- Evidence of some physical cause: There is evidence from an exam or lab test that there is some possible physical cause to the person's issues.
- No evidence of some other potential pre-existing cause: The delirium cannot be better explained by some other condition such as being in a coma due to head injury, due to some other mental disorder, etc.
Doctors can use many approaches to diagnose delirium. These can include:
- lab tests such as blood and urine tests
- brain scans
- reports from the person's friends or relatives regarding how the symptoms appeared and how they are displayed.
Most often the main factor in diagnosing delirium is recognizing that the symptoms happened relatively quickly after the person began a new medication, had an infection or a disease, used drugs or alcohol, etc. When an otherwise relatively normal functioning person suddenly becomes confused and displays the symptoms listed above delirium is often suspected. However, in elderly people who may already have cognitive problems, the diagnosis of delirium may be overlooked.
Causes of Delirium
There are many possible causes of delirium. The DSM-5 lists only a few of these, but they can include:
- Intoxication due to drugs or alcohol.
- Withdrawal from drugs or alcohol.
- Side effects due to medication use.
- Other medical conditions.
- More than one cause of symptoms that interacts with each other.
The potential happens for nearly any drug to cause delirium in elderly people or in people who have other medical conditions or mental disorders. Medical conditions that affect the person's metabolism such as infections, drug interactions, or problems with an individual's bodily regulation of hormones, neurotransmitters, etc. are common potential causes of delirium.
Although most sources report that delirium is short term, this is not always true. In some cases, people may have had delirium for only a few hours or a few days. In other cases, people may have had delirium for weeks to several months or more. In addition, many sources only describe the hyperactive type of delirium where the person is very active, agitated, or uncooperative with medical personnel. Delirium can also be hypoactive where the person is very sluggish, appears sleepy, and lacks energy. In some cases, people may have delirium that goes back and forth between hyperactivity and hypoactivity.
How Common Is Delirium?
According to the DSM-5, delirium is most common in people who are admitted to the hospital or who are in a hospital setting. Delirium occurs in:
- About 1%-2% of people living within the community, but may be as high as 14% in people over the age of 85.
- About 10%-30% of older people who are admitted to emergency room departments.

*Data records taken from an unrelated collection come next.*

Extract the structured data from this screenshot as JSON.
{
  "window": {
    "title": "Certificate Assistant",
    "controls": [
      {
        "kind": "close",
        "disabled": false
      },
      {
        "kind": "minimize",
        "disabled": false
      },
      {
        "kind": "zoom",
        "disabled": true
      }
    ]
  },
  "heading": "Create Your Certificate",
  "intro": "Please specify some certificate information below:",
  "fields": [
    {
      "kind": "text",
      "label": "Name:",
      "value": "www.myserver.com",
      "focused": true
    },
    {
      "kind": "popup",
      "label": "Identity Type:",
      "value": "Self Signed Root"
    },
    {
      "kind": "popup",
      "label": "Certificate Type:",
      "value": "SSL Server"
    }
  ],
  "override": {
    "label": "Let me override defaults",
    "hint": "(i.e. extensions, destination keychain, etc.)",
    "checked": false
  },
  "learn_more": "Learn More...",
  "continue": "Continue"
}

- About 6%-56% of everybody in a hospital.
- About 15%-53% of older people who are recovering from surgery.
- About 70%-87% of people in intensive care (particularly older people).

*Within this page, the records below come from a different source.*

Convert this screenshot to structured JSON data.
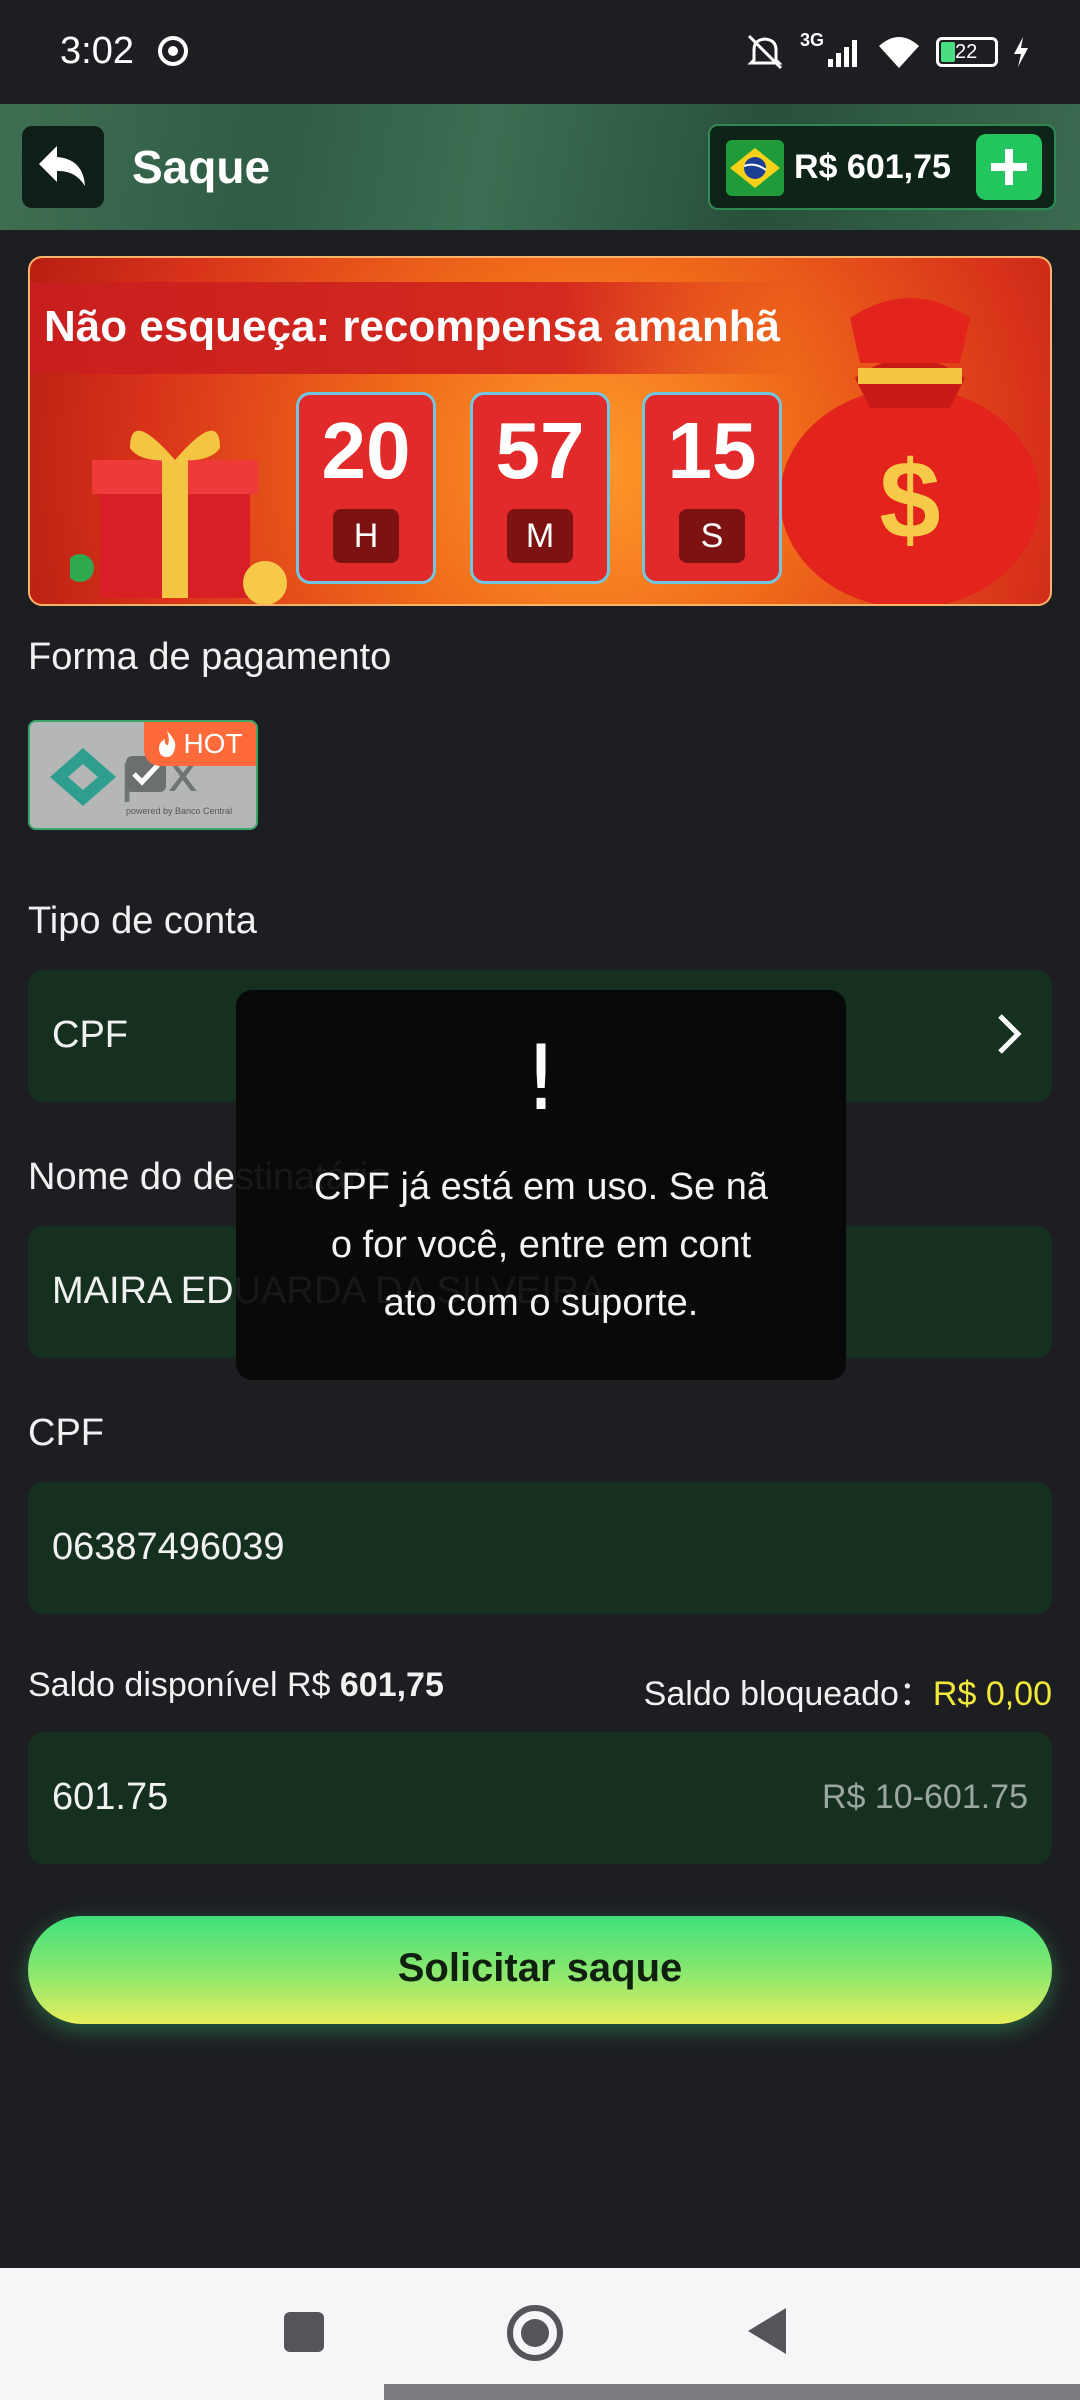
{
  "status_bar": {
    "time": "3:02",
    "network": "3G",
    "battery": "22"
  },
  "header": {
    "title": "Saque",
    "balance": "R$ 601,75"
  },
  "banner": {
    "text": "Não esqueça: recompensa amanhã",
    "countdown": [
      {
        "value": "20",
        "unit": "H"
      },
      {
        "value": "57",
        "unit": "M"
      },
      {
        "value": "15",
        "unit": "S"
      }
    ]
  },
  "payment": {
    "label": "Forma de pagamento",
    "method": "pix",
    "method_caption": "powered by Banco Central",
    "badge": "HOT"
  },
  "account_type": {
    "label": "Tipo de conta",
    "value": "CPF"
  },
  "recipient": {
    "label": "Nome do destinatário",
    "value": "MAIRA EDUARDA DA SILVEIRA"
  },
  "cpf": {
    "label": "CPF",
    "value": "06387496039"
  },
  "saldo": {
    "available_label": "Saldo disponível R$ ",
    "available_value": "601,75",
    "blocked_label": "Saldo bloqueado：",
    "blocked_value": "R$ 0,00"
  },
  "amount": {
    "value": "601.75",
    "range": "R$ 10-601.75"
  },
  "submit_label": "Solicitar saque",
  "toast": {
    "icon": "!",
    "lines": [
      "CPF já está em uso. Se nã",
      "o for você, entre em cont",
      "ato com o suporte."
    ]
  },
  "colors": {
    "background": "#1d1e22",
    "field": "#16301f",
    "accent_green": "#22c55e",
    "yellow": "#f2e83a",
    "banner_red": "#e32a2a"
  },
  "icons": [
    "back-arrow-icon",
    "brazil-flag-icon",
    "plus-icon",
    "chevron-right-icon",
    "fire-icon",
    "pix-logo-icon",
    "nav-recents-icon",
    "nav-home-icon",
    "nav-back-icon"
  ]
}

- As much as 60% of individuals living in nursing homes.
- And up to 83% of individuals who are nearing death.
Is Delirium Reversible?
In a good number of cases the effects of delirium can be reversed to some extent. The cause of the person's delirium must be discovered, corrected, and then most often the symptoms of delirium will decrease. However, the effects of delirium may not always be fully reversible. If a person has had delirium for an extended period, this may have resulted in changes in the person's brain that cannot be completely reversed. The length of time a person has delirium is often related to the level of recovery that they will experience.
Other factors can also affect the symptoms of delirium. If a person suffers from delirium due to drugs or medication use, there may have been changes in the brain that do not fully reverse themselves once the drug has been discontinued. In many cases, people who have some form of dementia are extremely vulnerable to developing delirium. Even if the delirium is reversed, the person's dementia will not be reversed. People with dementia who are more vulnerable to delirium may be more vulnerable to damage to their brains because of having delirium.